▶ [INSTRUCTIONS TO FOLLOW]: Copy every line of the data that contains the string "true".

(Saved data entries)

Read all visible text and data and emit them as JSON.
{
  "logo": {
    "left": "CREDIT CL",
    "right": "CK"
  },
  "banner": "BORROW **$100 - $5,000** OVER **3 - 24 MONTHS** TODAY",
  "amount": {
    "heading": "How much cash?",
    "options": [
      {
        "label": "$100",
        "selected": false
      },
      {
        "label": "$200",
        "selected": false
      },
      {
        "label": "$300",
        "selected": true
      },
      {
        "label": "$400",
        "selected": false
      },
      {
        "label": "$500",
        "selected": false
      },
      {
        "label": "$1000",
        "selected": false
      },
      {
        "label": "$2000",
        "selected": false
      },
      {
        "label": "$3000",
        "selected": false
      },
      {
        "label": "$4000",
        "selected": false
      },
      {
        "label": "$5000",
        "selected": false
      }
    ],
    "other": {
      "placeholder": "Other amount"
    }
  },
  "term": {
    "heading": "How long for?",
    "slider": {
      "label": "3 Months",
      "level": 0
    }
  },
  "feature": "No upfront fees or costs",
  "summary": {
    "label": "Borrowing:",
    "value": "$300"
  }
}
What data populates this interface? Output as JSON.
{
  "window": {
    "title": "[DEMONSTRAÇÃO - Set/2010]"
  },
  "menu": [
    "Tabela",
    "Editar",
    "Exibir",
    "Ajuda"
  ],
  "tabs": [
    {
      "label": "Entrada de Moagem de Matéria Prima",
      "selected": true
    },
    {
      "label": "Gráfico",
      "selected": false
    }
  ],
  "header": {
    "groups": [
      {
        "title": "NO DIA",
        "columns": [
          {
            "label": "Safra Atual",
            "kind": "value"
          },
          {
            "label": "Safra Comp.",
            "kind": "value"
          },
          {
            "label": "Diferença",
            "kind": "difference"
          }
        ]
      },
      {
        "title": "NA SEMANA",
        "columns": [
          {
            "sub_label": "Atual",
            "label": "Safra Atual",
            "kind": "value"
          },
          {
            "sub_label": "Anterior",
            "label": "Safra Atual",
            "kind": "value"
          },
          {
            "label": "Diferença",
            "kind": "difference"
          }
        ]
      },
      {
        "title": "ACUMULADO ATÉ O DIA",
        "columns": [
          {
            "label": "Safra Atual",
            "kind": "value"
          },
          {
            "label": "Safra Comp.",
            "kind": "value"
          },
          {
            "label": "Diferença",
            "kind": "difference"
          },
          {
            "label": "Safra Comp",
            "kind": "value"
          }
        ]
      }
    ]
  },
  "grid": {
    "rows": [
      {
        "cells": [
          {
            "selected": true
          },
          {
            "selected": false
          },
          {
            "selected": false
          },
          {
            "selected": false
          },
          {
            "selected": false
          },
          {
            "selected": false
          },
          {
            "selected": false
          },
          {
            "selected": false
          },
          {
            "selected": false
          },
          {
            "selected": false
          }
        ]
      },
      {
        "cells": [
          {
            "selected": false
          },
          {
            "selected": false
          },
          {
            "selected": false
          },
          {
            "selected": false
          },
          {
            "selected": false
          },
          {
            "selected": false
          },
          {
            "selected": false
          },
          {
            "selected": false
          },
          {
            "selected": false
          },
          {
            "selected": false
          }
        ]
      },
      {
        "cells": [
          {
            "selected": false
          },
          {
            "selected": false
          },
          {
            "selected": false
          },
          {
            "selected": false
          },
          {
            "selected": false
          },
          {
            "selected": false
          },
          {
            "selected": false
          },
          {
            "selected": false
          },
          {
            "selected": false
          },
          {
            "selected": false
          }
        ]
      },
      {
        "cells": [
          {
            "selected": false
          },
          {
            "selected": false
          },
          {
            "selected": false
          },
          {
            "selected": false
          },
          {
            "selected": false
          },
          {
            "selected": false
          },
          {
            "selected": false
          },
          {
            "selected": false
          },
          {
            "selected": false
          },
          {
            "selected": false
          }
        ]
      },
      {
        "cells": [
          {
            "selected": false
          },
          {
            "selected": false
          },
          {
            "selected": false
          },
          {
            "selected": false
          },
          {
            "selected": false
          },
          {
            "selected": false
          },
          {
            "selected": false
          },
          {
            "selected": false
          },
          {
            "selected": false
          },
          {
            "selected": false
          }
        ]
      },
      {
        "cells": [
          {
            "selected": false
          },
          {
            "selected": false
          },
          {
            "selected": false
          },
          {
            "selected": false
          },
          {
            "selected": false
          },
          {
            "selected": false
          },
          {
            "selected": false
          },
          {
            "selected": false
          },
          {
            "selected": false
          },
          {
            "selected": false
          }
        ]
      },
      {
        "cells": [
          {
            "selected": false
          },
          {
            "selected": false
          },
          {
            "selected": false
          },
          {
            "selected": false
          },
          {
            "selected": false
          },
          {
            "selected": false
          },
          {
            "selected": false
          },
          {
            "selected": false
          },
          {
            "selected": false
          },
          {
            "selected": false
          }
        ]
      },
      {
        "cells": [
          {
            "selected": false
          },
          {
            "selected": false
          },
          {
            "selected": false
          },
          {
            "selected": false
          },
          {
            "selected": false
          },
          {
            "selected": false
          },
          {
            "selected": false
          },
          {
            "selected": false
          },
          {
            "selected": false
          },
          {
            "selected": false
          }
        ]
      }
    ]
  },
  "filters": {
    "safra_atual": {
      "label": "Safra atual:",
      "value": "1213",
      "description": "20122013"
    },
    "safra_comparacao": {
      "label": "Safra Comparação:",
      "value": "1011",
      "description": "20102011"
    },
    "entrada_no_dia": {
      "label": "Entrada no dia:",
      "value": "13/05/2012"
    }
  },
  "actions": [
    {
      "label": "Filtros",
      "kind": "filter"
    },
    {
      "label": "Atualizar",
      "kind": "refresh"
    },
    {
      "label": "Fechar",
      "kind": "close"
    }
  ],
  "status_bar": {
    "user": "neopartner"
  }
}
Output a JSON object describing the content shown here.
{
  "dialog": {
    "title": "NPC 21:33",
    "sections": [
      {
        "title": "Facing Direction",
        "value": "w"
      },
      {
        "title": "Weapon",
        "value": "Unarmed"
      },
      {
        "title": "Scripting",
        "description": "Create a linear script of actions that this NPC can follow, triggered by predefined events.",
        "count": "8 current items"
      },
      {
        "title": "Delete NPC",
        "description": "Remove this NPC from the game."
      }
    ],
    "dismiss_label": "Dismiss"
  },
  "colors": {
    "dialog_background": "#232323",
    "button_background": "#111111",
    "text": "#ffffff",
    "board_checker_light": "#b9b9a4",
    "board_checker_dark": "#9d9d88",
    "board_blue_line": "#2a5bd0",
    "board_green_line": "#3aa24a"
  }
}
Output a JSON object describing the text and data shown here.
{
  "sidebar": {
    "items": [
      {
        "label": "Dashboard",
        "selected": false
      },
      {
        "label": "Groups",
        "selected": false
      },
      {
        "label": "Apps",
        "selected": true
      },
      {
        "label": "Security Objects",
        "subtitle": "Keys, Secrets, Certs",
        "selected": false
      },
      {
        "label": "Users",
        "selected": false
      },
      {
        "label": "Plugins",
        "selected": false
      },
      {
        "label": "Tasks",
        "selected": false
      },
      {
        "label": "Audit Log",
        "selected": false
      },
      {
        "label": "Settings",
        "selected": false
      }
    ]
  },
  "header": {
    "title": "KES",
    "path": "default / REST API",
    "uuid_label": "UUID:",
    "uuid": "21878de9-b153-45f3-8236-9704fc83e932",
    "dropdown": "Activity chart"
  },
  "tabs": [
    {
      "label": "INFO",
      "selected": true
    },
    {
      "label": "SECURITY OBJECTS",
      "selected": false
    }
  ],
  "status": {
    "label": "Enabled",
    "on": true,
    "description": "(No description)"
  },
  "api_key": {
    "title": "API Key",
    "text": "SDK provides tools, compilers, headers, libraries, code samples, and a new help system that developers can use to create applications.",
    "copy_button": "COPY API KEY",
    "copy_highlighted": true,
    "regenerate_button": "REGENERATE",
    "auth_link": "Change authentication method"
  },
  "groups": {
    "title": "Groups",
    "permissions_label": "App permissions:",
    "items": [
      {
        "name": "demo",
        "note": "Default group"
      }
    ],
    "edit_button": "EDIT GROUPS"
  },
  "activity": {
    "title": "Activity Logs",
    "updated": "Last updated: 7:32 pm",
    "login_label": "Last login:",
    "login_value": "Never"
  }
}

▶ [RESPONSE TO THIS EXERCISE]:
        "selected": true
      "selected": true
            "selected": true
        "selected": true
      "selected": true
    "on": true,
    "copy_highlighted": true,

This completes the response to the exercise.